The answer is a single figure: how many lines below contain the word "value".

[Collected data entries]
------------------------------------------------------------------------
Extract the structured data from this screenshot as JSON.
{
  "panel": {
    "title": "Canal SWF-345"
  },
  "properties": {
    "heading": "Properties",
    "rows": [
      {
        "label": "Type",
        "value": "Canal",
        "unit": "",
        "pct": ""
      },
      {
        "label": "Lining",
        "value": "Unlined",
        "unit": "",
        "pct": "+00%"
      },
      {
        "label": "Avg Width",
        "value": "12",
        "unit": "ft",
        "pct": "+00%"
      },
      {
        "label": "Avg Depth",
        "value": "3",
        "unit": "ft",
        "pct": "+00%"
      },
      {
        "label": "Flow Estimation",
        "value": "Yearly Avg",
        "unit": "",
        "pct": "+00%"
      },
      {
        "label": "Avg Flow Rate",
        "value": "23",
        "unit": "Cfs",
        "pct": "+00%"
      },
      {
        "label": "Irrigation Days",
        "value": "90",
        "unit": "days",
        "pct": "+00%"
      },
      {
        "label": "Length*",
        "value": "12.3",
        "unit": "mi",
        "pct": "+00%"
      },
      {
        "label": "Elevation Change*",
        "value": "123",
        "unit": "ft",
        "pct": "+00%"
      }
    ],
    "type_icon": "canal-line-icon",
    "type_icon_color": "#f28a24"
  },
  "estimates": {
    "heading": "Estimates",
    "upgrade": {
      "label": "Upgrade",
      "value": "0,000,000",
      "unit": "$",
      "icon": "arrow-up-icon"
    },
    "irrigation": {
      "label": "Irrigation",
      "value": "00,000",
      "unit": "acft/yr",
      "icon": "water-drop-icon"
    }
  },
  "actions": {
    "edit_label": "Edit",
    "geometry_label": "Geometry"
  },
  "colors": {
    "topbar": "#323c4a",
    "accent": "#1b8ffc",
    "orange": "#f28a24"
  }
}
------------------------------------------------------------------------
Exercise result >>
11